Although from observations and anecdotal evidence, we have “known” of the existence of a gender gap in information and communication technology (ICT), there has been a dearth of data supporting this. Without substantive data, national and international policy goals have failed to prioritize integration of gender in ICT planning. Recent research efforts conducted by large through private-public partnerships, have studied the role of gender in ICT and provide us a glimpse of the challenges that lie ahead.
According to a report published by Intel, titled Women and the Web:
“on average across the developing world, nearly 25 percent fewer women than men have access to the Internet, and the gender gap soars to nearly 45 percent in regions like sub-Saharan Africa.”
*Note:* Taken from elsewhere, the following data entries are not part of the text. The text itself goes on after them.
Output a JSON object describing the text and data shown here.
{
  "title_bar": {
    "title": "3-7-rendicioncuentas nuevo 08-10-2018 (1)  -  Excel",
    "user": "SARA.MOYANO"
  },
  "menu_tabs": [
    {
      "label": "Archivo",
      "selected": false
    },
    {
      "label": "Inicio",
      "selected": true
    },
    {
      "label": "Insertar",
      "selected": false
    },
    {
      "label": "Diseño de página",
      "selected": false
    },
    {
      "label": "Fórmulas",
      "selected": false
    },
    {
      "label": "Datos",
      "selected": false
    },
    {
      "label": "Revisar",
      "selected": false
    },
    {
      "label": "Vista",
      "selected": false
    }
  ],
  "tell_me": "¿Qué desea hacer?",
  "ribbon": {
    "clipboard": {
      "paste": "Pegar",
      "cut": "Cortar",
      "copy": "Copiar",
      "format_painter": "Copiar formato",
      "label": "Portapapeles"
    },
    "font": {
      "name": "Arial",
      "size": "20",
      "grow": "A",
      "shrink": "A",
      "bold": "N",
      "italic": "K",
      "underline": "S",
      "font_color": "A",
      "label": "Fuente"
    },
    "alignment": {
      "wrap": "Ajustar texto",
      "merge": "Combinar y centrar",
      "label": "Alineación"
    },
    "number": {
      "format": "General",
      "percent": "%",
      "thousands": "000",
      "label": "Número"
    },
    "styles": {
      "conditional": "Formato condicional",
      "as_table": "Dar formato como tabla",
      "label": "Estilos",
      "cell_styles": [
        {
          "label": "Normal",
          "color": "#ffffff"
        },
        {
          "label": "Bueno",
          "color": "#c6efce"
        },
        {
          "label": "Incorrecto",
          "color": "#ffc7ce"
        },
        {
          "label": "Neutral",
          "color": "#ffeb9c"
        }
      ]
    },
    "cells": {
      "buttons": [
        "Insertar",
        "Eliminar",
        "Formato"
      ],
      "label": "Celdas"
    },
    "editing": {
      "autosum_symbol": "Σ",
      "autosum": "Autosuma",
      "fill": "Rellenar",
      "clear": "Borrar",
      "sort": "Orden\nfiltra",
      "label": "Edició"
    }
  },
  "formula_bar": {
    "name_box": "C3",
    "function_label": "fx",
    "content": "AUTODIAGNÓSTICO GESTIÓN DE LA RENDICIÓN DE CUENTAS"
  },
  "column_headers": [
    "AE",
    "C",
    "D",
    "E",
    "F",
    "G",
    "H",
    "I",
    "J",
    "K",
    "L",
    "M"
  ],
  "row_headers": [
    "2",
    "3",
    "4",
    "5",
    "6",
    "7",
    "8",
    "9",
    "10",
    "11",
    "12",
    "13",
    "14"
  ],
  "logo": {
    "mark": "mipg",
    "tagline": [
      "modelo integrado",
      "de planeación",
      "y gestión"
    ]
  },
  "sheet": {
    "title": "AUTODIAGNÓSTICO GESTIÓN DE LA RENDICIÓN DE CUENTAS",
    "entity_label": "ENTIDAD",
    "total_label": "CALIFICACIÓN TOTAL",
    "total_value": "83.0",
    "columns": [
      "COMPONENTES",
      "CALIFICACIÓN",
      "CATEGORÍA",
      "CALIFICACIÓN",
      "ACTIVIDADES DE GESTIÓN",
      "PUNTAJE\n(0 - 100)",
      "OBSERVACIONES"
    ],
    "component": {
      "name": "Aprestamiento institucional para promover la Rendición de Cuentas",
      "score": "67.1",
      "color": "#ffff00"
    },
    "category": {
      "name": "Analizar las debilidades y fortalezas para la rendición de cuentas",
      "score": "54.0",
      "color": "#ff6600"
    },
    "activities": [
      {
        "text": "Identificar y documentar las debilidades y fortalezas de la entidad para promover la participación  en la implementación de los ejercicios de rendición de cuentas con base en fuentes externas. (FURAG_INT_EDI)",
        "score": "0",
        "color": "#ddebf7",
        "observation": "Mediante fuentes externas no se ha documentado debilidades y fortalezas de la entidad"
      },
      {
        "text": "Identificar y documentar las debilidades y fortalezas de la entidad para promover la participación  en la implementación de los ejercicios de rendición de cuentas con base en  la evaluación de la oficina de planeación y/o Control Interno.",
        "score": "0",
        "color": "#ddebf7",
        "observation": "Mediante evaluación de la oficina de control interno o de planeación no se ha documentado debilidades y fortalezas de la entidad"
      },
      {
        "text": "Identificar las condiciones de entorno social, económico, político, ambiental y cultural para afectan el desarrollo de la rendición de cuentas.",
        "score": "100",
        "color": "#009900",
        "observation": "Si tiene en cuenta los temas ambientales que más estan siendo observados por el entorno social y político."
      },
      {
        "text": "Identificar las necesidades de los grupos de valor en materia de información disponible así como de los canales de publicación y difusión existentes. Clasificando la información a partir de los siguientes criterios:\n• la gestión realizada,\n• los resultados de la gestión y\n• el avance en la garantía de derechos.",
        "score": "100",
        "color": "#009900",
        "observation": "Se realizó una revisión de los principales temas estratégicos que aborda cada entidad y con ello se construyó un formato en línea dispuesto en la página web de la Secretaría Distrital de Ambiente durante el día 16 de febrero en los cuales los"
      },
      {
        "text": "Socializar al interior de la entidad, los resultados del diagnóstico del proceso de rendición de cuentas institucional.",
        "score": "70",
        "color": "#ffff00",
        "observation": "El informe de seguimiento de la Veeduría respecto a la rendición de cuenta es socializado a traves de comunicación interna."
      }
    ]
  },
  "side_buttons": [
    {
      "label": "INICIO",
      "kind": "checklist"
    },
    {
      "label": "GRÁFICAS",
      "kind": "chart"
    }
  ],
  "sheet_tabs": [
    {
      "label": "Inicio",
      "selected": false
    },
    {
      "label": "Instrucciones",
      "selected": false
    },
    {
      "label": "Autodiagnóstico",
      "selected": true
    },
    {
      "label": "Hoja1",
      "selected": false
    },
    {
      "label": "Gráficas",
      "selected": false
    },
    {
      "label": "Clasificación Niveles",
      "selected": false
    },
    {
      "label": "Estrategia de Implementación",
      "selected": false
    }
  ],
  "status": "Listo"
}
Although most of the developing world has seen a rapid boom in cell phone usage and internet access, women have largely been left out of this technology revolution. It is also shocking to see this trend exist in developed countries, bringing into question the traditional explanations for this divide, namely cultural norms and overall freedom of expression, or the lack thereof.
This technological divide is very much part of the gender inequality that remains deeply entrenched in societies across the developing world. Women continue to enjoy lesser freedom of movement to get access to technical sources, be it through a cell phone or a cyber cafe. Despite equal opportunities for all being enshrined in law, women in much of the developing world are not availed this promise. Beginning at an early age with the quality and amount of schooling, this inequality in opportunity pervades throughout their lives as there are barriers to higher education and formal employment. Being technologically adept can play a major role in being competitive in the job market and in turn enabling women to pull themselves out of poverty. Formal sector employment rates for women, particularly in Sub-Saharan Africa, remains very low and has perpetuated economic dependency, gender-based violence and range of other issues.
Women in most of the developing world already face barriers such as poverty, discrimination and cultural stigmas, that hinder their access to technology. And while access to information and communication technology is regarded as a means of empowerment and a tool in overcoming poverty, what we are witnessing is a gender gap in the digital divide acting as a “poverty trap”.
While investing in women’s empowerment has already been proven to be one of the most effective development interventions, investing in women’s access to technology should also be a priority for governments and the civil society. Many organizations have already integrated improving access to technology for women in their portfolio of programs. The Planned Parenthood Association of Zambia have been using ICT and access to social media as a tool in the fight against gender-based violence. A recent study at Stanford University has shows that access to mobile phones significantly lower a woman’s tolerance of domestic violence, by allowing greater connectivity.
This gender gap in technology is not simply an access issue, neither is it solely an issue in the developing countries. There is a negative attitude towards girls’ achievement in science, technology, engineering and mathematics (STEM) that exists throughout the world. I attended one of the top engineering universities in the US, and the percentage of girls in most of my engineering classes lingered in the single digits. Having graduated, I went on to work for an engineering company, where the number of women in leadership roles were even lower. Point being, the gender dimension of this digital divide is multifaceted and cannot, and should not be solely be attributed to poverty.
ICT programs around the world must analyze their activities through the gender lens, and address any barriers to access for women. Moreover, more programs should be introduced that specifically promote women’s access to technology at all levels. Girls should be encouraged to take up STEM studies, and schools and universities should promote enrollment of girls in these fields. Programs such as Introduce a Girl to Engineering Day should be on every high school/university’s agenda.
Without access to ICT, women are a greater risk of being left behind as agents of change in the rapidly evolving global society. ICT is an important tool for advancing gender equality, women’s empowerment, and a more equitable world.